“I have all night,” I said.
He took a deep breath and blew it out.
“You know my dad died when I was fourteen,” he began. “He drove trucks with my uncle Merle. They had started their own business when he went over the side. They were just getting started. My brother Matt took over Dad’s half, started driving trucks with Uncle Merle. Luke, the middle brother, was in college at the time, and Mama insisted he finish. She used the insurance settlement to pay for school, so she waitressed at the truck stop on the highway to keep us afloat.”
He paused to sip coffee.
“Pretty much left me on my own. Tried to keep up with stuff at home, do my homework, all the usual stuff. Then Lurlene came home. Her and her family had lived on the other side of us for ages, just down the dirt road. She was the youngest of three kids, all older than me, so our paths never really crossed beyond a howdy or a wave. She took off when I was ten or eleven, ran off with a farm hand from across town. Big scandal then, different times.”
“Still a scandal,” I put in. “Even now.”

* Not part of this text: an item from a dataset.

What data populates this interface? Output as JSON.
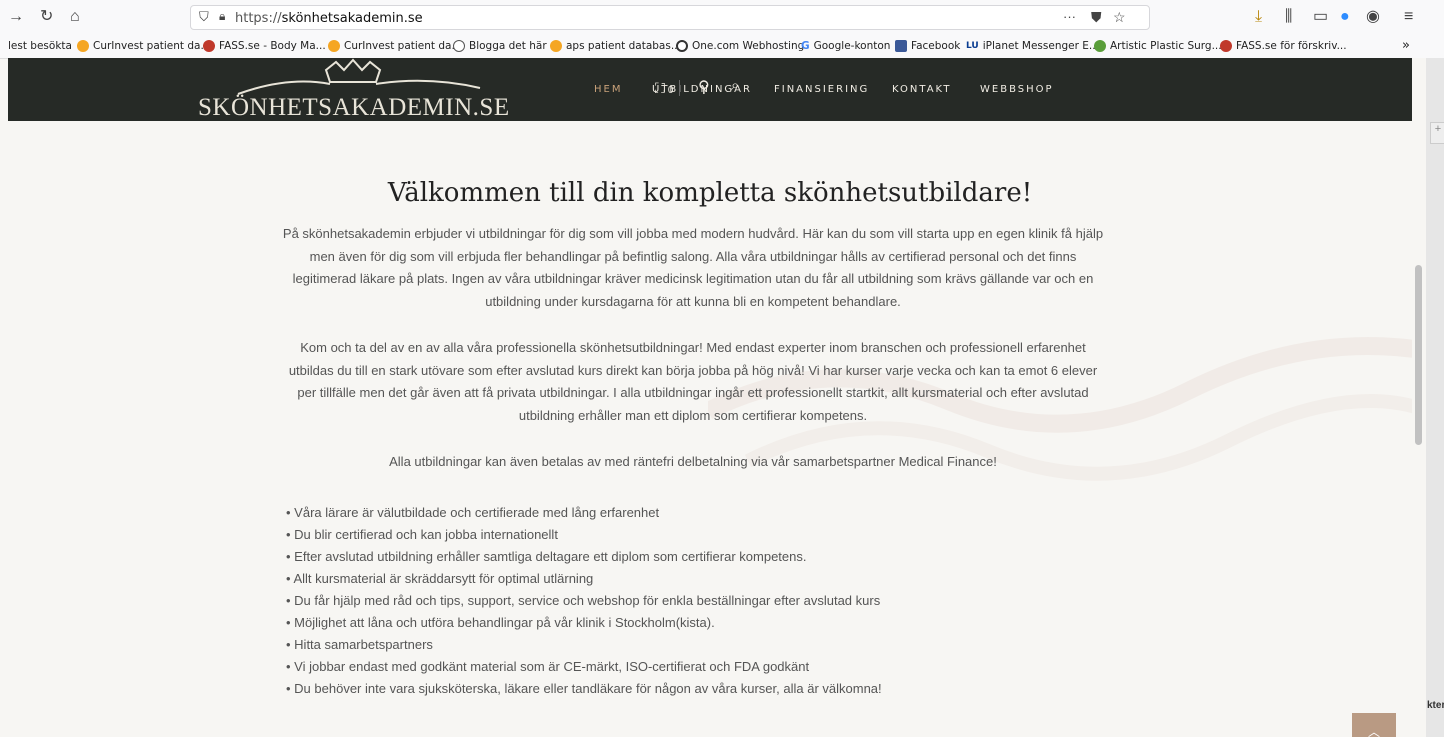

“Well, she was gone for a few years and then she came back. Had two boys, the youngest still in diapers. Her folks took her in of course, her and the boys, although they could ill afford more mouths to feed. She took over the household chores so her momma could work the fields with her daddy.”